[Saved entries]
◆ ◆ ◆
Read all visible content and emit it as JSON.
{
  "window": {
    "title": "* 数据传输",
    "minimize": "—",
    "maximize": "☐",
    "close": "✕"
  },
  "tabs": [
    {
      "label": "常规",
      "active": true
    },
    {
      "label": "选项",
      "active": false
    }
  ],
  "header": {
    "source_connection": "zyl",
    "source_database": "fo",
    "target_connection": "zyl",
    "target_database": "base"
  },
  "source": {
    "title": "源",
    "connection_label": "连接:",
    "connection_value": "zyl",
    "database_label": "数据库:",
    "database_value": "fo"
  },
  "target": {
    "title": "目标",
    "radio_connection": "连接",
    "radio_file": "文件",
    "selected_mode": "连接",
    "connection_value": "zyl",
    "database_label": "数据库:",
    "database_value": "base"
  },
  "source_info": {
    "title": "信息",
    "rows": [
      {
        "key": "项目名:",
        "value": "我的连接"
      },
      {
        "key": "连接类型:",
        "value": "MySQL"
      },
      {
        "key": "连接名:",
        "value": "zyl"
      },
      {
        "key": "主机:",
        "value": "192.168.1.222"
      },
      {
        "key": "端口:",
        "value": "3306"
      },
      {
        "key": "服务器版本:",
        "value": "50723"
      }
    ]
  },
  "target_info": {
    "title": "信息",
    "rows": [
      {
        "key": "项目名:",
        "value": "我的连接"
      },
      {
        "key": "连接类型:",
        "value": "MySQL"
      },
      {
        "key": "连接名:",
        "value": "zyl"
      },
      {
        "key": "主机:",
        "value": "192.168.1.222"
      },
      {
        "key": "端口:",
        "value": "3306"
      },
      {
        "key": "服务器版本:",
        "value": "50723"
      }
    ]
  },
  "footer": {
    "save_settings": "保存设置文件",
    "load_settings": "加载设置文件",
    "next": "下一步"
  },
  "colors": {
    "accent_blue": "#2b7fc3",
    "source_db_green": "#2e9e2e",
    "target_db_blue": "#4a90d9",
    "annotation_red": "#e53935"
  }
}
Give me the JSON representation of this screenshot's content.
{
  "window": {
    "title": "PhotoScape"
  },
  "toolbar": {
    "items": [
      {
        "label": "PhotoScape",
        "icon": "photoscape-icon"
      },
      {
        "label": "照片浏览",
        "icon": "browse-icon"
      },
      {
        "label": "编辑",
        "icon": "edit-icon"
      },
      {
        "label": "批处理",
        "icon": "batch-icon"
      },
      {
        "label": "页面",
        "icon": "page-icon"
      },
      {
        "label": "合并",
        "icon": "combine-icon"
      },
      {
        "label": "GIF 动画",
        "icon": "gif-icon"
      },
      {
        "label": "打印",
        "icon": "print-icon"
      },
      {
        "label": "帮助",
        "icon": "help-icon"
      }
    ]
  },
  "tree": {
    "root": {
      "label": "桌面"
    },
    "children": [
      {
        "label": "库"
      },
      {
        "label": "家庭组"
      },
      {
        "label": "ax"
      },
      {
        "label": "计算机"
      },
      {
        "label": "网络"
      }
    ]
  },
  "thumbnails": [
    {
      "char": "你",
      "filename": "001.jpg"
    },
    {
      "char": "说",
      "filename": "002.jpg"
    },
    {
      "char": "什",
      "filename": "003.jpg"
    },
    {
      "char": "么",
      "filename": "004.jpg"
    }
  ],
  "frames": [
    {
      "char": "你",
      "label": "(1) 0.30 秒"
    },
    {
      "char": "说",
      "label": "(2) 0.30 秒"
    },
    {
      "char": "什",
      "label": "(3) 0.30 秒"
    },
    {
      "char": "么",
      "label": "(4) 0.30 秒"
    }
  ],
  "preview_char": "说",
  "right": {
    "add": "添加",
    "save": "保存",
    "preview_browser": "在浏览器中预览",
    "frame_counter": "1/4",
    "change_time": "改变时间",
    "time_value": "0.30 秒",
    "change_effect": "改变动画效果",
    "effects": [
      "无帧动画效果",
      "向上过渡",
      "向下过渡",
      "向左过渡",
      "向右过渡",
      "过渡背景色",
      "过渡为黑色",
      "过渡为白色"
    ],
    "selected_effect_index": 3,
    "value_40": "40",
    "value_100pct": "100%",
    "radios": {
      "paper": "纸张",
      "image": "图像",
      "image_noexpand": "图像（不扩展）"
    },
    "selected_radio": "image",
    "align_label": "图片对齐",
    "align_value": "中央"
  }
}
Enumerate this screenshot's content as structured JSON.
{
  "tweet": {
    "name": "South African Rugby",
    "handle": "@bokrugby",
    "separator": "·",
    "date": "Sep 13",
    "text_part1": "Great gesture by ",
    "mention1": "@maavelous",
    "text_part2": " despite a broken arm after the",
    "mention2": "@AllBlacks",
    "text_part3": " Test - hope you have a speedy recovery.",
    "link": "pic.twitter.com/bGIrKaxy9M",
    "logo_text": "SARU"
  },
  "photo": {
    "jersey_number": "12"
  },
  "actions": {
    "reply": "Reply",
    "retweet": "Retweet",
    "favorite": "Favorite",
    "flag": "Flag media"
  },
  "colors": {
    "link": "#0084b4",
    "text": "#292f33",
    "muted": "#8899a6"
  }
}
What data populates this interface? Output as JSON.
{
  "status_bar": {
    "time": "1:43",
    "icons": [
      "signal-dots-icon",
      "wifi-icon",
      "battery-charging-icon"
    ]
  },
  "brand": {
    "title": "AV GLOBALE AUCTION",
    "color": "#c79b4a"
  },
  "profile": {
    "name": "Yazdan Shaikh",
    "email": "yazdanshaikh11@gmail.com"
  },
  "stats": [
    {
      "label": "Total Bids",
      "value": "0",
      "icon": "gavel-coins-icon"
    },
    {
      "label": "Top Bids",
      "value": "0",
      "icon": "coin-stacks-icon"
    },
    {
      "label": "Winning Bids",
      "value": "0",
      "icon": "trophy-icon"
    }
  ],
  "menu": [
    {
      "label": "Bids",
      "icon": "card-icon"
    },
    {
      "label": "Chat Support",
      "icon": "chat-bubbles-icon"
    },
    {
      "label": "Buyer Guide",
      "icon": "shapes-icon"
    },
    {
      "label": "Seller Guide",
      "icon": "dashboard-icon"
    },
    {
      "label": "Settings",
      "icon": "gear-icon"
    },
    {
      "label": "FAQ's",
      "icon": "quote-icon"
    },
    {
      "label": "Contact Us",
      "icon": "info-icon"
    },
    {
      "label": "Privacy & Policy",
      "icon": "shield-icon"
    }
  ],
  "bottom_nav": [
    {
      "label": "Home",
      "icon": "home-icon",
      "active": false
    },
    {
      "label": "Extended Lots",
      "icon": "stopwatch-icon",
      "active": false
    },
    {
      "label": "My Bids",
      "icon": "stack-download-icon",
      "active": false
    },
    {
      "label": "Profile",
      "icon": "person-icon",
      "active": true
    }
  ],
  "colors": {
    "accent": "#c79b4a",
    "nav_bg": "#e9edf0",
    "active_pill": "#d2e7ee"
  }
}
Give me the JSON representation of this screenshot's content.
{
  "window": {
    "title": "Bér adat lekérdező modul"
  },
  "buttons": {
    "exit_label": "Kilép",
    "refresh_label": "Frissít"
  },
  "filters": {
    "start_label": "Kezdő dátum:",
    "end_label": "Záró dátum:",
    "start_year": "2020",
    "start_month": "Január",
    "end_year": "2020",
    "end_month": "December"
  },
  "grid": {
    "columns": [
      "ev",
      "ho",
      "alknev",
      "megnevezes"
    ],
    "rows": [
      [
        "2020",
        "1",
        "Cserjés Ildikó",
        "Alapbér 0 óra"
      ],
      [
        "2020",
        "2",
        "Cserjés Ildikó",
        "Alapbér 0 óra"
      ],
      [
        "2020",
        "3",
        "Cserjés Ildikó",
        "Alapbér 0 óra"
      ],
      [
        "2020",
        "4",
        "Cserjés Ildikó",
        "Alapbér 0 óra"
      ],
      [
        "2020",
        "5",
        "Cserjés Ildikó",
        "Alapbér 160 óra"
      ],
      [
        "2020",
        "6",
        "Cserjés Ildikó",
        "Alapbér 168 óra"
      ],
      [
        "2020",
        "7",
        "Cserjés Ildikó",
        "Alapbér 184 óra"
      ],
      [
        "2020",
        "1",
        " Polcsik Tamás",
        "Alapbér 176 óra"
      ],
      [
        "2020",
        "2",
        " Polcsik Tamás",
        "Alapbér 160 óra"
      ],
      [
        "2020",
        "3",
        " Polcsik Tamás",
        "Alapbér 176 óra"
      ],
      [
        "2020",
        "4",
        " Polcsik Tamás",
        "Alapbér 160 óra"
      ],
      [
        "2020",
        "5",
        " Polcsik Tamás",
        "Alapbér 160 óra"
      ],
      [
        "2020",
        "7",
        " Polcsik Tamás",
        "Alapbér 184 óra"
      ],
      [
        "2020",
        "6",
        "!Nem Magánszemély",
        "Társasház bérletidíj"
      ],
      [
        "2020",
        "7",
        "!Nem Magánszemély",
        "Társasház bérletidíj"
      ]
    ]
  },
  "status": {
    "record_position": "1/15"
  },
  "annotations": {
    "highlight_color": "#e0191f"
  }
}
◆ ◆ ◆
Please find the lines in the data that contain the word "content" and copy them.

Answer for the task:
Read all visible content and emit it as JSON.
Give me the JSON representation of this screenshot's content.
Enumerate this screenshot's content as structured JSON.
Give me the JSON representation of this screenshot's content.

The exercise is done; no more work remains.